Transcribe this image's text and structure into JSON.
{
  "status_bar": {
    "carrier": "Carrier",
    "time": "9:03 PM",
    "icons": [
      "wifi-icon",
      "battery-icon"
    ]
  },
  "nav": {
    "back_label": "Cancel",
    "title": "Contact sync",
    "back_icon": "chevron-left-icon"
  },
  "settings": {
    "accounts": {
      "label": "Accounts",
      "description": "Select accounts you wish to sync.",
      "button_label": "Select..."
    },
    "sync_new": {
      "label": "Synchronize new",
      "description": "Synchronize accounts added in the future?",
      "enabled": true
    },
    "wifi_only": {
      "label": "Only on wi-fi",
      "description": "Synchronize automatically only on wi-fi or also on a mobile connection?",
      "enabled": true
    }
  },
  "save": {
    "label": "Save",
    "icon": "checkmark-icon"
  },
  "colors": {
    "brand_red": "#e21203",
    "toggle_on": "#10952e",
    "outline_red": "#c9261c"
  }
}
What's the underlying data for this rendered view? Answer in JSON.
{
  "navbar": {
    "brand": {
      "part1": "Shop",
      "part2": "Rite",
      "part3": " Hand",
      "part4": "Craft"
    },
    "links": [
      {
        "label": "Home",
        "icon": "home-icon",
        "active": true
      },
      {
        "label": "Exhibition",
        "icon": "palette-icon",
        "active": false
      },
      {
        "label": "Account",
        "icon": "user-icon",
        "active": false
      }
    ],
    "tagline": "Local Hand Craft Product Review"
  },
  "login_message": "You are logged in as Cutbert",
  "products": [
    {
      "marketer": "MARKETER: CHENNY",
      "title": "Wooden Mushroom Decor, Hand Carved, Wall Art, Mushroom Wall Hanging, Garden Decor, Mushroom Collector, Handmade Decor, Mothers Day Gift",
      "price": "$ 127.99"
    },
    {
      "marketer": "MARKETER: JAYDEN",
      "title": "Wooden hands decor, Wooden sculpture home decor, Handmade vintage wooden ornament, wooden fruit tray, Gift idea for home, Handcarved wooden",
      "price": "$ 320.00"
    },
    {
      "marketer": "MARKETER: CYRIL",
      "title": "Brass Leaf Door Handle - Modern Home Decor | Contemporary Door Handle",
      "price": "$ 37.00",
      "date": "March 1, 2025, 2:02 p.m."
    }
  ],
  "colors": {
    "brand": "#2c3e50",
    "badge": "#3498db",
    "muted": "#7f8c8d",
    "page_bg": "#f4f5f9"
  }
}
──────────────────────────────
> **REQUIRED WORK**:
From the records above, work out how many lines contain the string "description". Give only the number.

> **TASK OUTPUT**:
3